Conservationists say they have sighted a critically endangered Chinese river dolphin in the Yangtze River.
A baiji, a Chinese dolphin also known as the Goddess of Yangtze, was reportedly spotted and photographed in eastern Anhui Province.
“We sighted a Baiji majestically swimming in the river. We followed it from Heishazhou to Tongling. As evidence we also took the photographs,” said Qian Zou, head of Enterpriser Photography Nature Fund (EPNF).
In 1996, the International Union for Conservation of Nature (IUCN) declared baijis as critically endangered and possibly extinct. The IUCN Red List of Threatened Species is of species whose population plummets below 500 individuals.
The falling number of Baijis prompted a comprehensive visual and acoustic survey in 2006 to ascertain their population size in the Yangtze River. The extensive exercise failed to find even a single one.
Surveyors had commissioned two research vessels to glean through the dolphin’s prominent habitat located from Yichang to Shanghai. Another vessel towed a hydrophone to listen for baiji whistles and clicks.
In 2012, researchers launched another expedition to trace the baijis, but the mission ended with similar results. Relying on the surveys’ findings, IUCN declared the species “functionally extinct” in 2007.
Barely a few months later, a "confirmed" sighting was reported. But the IUCN responded, “One of the assessors received reports and hazy video footage of a Baiji sighting in the Tongling area of the Yangtze in 2007, but the species identification could not be confirmed.” After a thorough probe, experts said the marine creature was a finless porpoise.

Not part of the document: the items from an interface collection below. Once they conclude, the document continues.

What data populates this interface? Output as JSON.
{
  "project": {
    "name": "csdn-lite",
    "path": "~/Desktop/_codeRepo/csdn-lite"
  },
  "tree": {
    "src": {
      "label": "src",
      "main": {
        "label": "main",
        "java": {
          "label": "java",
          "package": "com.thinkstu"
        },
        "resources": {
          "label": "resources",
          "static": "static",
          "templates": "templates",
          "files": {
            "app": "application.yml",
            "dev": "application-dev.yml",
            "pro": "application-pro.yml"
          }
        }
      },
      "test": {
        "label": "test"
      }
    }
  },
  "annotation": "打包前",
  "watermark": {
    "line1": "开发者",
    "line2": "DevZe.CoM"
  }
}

In 2016, amateur investigator Song Qi announced another baiji sighting during a seven-day expedition in the Yangtze River. In the recent years, student researchers and fishermen also reported sightings, but could not provide photographic, video or acoustic evidence.
“We have reported the sighting with visual proof to Chinese experts including Hua Yuyuan and Zhang Minghao, and are seeking scientific support from IUCN’s specialists,” maintained Zou.
The dolphin’s population sharply dropped due to unsustainable fishing, pollution, construction of dams in the Yangtze River, experts claimed.